As I had noted at the time, the fall of Mubarak had been beyond plausible imagination for most people in the region, and has commenced a new era of popular empowerment in which young people throughout the region feel capable and committed to playing a meaningful role in shaping their political future. From the ruling standpoint, the fall of Mubarak heightened the sense of vulnerability for all authoritarian regimes that were subsequently compelled to offer far-reaching economic, social, and political perks to placate their discontent masses. The sense that political realities were unalterable was been completely shattered for both the governments of the region and its people.
With the announcement that Mubarak and his two sons are now detained for questioning on charges of corruption and violence against peaceful demonstrators, the sense of vulnerability among the regimes has ceased to be purely political and has now become personal. Case in point was the report that suggested Mubarak may have suffered a heart attack during his questioning, and had to be hospitalized (which is where he currently is). Regardless of whether it was a full-fledged heart attack or just heart problems, the obvious implication is that being reduced from an unquestionable authority to a detained suspect under interrogation was too much for him to handle.
It is indeed a positive development that it is not only the political reality that has proven to be malleable, but that the leaders of reigning political structures have also been reduced to their human form.
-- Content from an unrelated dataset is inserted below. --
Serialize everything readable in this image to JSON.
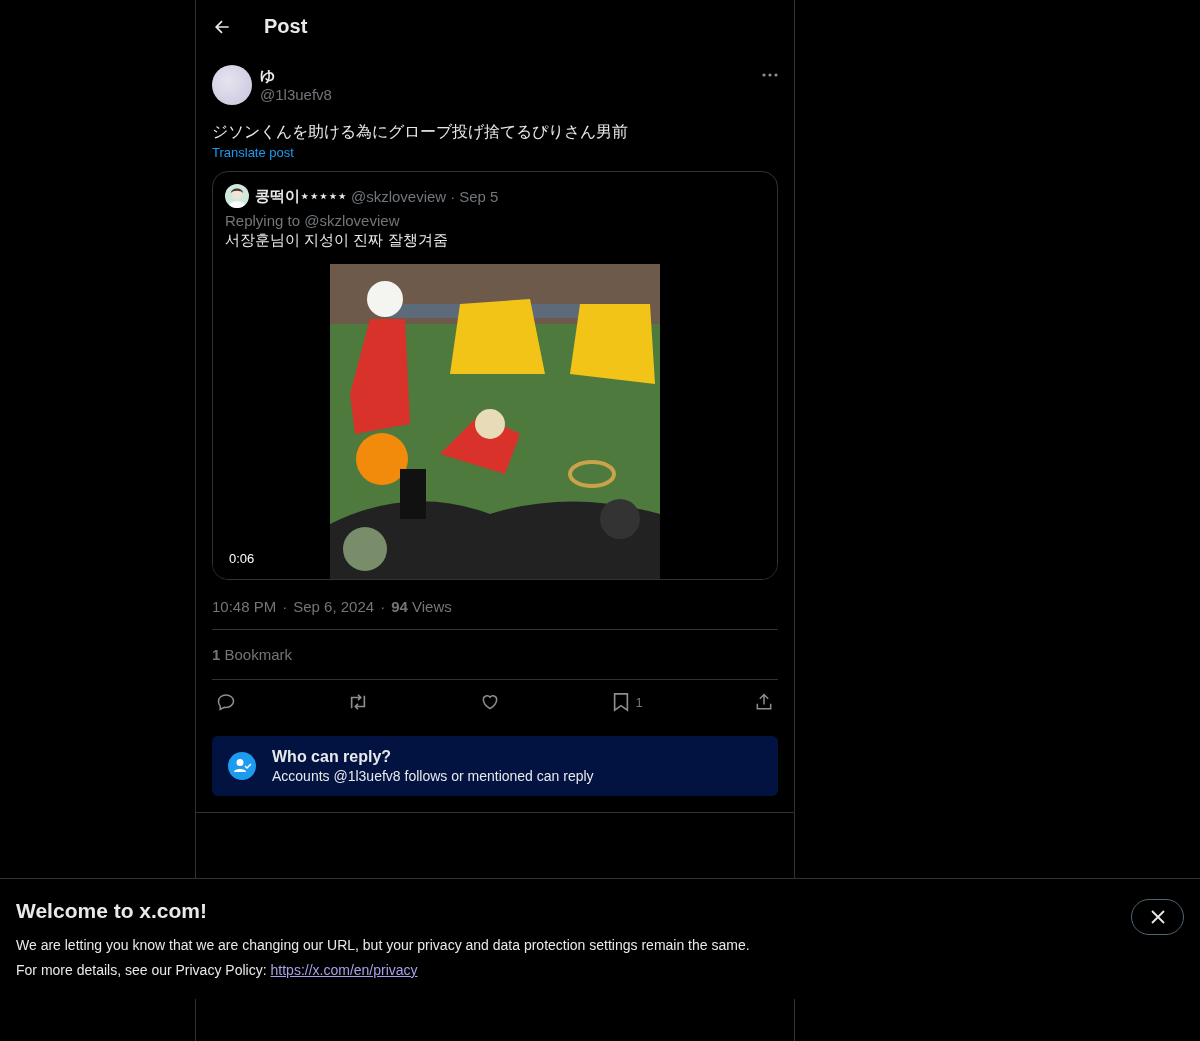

Yet, that very vulnerability of individual leaders, and the fear of being held accountable once deposed, may make them all the more determined to hold on to power no matter the sacrifices in political interest, public image, or blood (think Qaddafi and the ICC). One is left to grapple with the morally complicated question of whether or not granting amnesty to such leaders in order to more smoothly usher in the new era of freedom and progress is preferable to insisting on holding ousted leaders accountable for whatever transgressions they had committed. It is a choice between accountability and redress for past victims on one hand, and the possible faster ending of ongoing bloodshed on the other.comments powered by Disqus